### Assigned task
In the following listing, work out how many lines contain the string "Wiggler", and state only that number.

### Records shown
-- Opening Marker --

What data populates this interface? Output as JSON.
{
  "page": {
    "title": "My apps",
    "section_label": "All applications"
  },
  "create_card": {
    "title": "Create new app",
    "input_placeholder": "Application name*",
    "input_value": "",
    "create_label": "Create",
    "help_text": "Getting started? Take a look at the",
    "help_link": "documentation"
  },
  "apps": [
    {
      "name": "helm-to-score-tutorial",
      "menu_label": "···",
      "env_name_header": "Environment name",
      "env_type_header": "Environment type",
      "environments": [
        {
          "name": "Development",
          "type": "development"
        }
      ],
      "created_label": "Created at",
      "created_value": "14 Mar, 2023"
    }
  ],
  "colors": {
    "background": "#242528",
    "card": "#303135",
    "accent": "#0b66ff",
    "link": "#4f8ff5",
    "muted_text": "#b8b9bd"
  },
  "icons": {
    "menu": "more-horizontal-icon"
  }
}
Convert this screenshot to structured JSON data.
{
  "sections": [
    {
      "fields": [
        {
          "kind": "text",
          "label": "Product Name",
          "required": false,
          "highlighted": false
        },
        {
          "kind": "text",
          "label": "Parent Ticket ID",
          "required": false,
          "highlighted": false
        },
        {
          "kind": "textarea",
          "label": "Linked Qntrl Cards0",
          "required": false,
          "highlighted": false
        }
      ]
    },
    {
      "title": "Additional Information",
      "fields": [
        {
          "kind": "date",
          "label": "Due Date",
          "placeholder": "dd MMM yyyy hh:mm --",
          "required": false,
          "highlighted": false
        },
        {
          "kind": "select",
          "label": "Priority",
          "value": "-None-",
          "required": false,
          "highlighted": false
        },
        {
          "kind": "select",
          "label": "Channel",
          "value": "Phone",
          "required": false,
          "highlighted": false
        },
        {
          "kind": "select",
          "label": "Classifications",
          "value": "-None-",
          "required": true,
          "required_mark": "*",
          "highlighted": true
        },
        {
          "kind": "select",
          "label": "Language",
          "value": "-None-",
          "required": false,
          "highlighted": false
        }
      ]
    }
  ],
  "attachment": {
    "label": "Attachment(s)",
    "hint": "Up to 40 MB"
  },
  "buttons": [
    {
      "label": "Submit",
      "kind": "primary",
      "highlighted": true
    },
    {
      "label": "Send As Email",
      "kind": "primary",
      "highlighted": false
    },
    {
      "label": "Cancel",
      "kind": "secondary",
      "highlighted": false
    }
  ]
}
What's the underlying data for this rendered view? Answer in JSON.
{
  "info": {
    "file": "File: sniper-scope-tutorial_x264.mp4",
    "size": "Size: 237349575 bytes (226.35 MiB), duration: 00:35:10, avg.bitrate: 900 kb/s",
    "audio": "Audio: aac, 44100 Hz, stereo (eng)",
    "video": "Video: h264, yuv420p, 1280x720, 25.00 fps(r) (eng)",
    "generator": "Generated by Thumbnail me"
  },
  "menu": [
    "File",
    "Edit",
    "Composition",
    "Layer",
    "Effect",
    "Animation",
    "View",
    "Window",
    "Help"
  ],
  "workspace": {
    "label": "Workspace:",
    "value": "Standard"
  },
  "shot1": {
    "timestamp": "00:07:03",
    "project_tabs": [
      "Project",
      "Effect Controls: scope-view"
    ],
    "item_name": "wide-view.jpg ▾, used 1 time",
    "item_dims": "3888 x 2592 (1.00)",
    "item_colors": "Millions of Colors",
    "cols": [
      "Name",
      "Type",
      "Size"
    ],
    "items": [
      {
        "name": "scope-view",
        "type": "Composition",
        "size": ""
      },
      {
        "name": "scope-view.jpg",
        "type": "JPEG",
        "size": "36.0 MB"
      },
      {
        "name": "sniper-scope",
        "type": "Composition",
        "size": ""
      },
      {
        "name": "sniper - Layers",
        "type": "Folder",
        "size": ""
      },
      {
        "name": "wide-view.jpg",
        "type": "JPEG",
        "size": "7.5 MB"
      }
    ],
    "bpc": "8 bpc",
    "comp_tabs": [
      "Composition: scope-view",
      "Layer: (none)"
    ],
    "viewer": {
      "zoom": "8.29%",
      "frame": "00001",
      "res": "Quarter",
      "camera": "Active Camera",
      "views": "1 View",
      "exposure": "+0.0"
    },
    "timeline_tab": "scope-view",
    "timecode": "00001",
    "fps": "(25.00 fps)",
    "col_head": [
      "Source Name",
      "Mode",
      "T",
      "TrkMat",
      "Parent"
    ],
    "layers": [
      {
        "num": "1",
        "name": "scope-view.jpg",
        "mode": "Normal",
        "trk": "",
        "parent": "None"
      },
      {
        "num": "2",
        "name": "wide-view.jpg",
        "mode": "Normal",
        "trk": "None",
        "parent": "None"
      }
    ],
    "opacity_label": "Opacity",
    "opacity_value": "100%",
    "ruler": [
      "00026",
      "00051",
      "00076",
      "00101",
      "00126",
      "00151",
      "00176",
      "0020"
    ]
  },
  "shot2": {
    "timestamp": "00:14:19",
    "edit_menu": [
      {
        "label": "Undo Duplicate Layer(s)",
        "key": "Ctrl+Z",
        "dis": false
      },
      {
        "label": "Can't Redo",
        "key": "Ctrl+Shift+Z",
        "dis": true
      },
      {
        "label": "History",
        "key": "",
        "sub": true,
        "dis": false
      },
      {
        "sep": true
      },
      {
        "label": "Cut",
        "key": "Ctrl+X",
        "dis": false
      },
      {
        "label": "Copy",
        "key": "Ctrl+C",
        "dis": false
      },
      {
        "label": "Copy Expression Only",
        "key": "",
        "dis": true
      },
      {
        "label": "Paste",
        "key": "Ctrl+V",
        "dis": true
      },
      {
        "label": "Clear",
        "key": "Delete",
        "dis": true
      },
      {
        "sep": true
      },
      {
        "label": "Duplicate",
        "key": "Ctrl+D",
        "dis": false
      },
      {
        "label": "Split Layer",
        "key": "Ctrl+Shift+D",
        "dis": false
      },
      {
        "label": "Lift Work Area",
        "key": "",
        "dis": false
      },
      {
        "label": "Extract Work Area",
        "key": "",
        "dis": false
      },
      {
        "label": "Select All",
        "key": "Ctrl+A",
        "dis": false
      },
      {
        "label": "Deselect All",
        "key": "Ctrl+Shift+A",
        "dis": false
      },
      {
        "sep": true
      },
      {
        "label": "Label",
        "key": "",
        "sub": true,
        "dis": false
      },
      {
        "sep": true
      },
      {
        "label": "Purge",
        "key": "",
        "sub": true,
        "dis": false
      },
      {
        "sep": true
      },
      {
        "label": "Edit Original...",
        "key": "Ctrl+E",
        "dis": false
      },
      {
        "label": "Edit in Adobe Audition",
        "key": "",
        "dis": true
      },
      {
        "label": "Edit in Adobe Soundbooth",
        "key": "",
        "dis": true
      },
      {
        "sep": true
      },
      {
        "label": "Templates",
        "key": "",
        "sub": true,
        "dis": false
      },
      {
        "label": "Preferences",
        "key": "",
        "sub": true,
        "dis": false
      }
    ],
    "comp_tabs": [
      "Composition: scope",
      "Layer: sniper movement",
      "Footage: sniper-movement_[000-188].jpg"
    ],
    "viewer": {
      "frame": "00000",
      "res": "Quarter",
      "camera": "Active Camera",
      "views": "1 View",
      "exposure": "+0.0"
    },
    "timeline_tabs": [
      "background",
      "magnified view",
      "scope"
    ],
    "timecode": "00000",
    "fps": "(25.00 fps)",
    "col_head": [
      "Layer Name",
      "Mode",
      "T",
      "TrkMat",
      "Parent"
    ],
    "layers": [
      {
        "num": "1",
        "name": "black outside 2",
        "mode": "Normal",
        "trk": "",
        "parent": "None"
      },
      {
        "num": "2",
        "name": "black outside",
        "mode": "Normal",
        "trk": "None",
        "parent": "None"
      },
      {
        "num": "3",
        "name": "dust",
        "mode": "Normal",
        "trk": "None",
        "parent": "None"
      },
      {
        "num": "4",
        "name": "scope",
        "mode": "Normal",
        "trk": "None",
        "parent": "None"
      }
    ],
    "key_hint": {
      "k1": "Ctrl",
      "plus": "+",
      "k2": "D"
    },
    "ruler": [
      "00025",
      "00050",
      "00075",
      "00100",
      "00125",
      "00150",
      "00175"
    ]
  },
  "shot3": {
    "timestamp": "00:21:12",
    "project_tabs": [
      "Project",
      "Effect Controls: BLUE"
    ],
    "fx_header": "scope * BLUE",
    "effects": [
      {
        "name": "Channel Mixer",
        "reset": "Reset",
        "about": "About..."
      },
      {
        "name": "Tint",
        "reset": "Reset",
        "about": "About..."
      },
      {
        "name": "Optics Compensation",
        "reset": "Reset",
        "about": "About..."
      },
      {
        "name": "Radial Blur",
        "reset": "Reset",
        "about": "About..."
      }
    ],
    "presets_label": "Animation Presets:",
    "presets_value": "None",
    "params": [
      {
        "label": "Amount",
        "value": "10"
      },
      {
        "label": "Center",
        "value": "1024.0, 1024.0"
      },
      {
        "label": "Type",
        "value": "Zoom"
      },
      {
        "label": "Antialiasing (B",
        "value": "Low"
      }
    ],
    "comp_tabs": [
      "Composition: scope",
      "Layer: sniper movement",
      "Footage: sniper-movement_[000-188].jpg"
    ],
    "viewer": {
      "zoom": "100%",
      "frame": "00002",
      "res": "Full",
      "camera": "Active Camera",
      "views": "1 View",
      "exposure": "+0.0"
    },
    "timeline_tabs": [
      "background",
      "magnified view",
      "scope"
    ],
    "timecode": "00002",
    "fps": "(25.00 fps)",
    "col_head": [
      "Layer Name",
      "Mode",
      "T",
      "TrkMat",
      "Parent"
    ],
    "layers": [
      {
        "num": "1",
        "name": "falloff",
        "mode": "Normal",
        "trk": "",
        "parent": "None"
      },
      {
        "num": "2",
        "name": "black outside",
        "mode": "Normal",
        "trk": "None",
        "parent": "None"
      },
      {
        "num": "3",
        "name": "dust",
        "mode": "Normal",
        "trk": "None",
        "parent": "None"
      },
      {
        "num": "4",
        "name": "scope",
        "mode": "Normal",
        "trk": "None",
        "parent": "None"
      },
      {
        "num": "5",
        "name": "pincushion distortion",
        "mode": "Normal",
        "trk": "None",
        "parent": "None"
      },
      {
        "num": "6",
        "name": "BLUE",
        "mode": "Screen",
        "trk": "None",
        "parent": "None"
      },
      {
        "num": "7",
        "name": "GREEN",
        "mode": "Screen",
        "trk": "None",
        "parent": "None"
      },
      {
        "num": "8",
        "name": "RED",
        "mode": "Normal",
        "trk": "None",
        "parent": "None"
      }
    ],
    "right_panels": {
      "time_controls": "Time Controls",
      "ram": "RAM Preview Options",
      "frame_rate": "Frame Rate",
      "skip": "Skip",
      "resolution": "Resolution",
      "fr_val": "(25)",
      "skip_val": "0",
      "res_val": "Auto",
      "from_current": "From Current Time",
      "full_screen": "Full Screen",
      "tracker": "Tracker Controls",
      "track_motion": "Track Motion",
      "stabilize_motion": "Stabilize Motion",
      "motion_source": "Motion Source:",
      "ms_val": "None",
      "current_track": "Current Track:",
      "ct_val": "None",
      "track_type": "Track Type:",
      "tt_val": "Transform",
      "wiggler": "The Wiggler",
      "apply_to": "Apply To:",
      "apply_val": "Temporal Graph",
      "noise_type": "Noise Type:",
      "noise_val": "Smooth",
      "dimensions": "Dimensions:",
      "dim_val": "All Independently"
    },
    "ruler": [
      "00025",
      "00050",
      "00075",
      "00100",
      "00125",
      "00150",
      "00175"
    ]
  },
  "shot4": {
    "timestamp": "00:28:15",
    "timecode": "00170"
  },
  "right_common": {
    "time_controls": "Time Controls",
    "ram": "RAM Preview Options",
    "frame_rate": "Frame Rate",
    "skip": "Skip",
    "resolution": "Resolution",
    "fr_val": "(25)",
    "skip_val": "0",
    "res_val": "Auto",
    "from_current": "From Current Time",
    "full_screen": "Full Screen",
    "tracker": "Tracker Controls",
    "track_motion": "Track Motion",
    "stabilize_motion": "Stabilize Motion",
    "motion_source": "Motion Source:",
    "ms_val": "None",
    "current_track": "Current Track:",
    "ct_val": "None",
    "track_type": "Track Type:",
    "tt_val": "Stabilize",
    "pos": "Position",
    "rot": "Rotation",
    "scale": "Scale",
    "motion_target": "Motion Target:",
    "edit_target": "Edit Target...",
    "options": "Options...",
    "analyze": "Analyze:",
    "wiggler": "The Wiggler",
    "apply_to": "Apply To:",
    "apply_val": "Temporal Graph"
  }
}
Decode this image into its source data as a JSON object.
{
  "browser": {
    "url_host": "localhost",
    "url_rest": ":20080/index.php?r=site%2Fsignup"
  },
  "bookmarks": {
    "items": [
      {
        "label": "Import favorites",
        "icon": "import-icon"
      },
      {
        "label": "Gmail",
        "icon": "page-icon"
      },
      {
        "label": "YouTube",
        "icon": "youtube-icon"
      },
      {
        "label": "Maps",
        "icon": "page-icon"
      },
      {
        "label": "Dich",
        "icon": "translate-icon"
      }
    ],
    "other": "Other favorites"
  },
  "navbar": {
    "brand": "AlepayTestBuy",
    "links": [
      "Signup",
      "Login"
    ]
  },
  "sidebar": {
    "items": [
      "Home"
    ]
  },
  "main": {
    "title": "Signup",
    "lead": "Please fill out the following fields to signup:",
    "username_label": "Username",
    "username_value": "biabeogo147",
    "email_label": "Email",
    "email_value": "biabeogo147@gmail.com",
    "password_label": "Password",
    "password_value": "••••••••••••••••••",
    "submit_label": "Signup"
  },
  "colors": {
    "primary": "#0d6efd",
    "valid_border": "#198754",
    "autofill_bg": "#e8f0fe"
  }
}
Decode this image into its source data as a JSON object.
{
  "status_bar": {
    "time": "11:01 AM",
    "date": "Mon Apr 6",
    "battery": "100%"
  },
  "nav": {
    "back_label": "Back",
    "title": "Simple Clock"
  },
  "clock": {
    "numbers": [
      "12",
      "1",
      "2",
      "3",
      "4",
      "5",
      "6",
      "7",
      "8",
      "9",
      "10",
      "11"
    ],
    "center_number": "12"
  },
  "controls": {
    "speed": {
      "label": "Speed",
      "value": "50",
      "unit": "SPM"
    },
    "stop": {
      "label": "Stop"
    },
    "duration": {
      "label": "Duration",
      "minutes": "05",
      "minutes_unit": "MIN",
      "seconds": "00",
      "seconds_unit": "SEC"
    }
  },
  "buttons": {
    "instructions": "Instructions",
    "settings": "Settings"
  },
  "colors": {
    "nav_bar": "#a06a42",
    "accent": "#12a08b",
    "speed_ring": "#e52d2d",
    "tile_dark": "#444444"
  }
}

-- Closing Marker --

### Answer to the exercise
2